Work to complete: Below are records to repeat exactly. Omit the pictures from the copy.

Material shown:
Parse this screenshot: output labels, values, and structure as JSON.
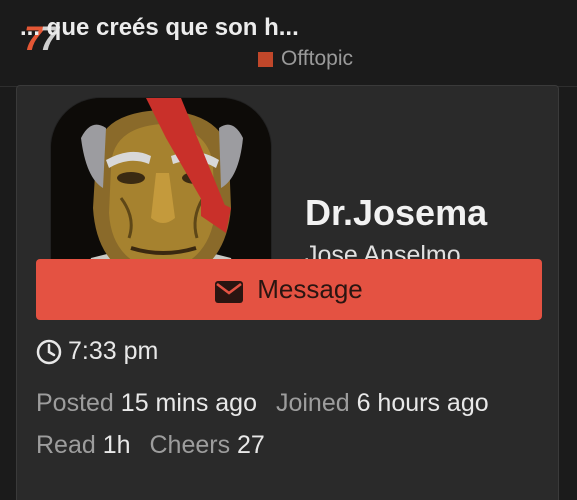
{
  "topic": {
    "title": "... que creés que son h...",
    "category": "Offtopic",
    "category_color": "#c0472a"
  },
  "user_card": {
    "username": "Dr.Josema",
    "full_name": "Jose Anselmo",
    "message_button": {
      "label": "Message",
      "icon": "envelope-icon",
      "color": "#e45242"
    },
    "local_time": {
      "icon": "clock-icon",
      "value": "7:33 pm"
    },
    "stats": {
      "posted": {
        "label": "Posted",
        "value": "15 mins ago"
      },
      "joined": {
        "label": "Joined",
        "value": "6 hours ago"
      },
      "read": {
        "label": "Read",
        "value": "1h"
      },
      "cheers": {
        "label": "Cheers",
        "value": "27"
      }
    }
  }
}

Reply:
Parse this screenshot: output labels, values, and structure as JSON.
{
  "topic": {
    "title": "... que creés que son h...",
    "category": "Offtopic",
    "category_color": "#c0472a"
  },
  "user_card": {
    "username": "Dr.Josema",
    "full_name": "Jose Anselmo",
    "message_button": {
      "label": "Message",
      "icon": "envelope-icon",
      "color": "#e45242"
    },
    "local_time": {
      "icon": "clock-icon",
      "value": "7:33 pm"
    },
    "stats": {
      "posted": {
        "label": "Posted",
        "value": "15 mins ago"
      },
      "joined": {
        "label": "Joined",
        "value": "6 hours ago"
      },
      "read": {
        "label": "Read",
        "value": "1h"
      },
      "cheers": {
        "label": "Cheers",
        "value": "27"
      }
    }
  }
}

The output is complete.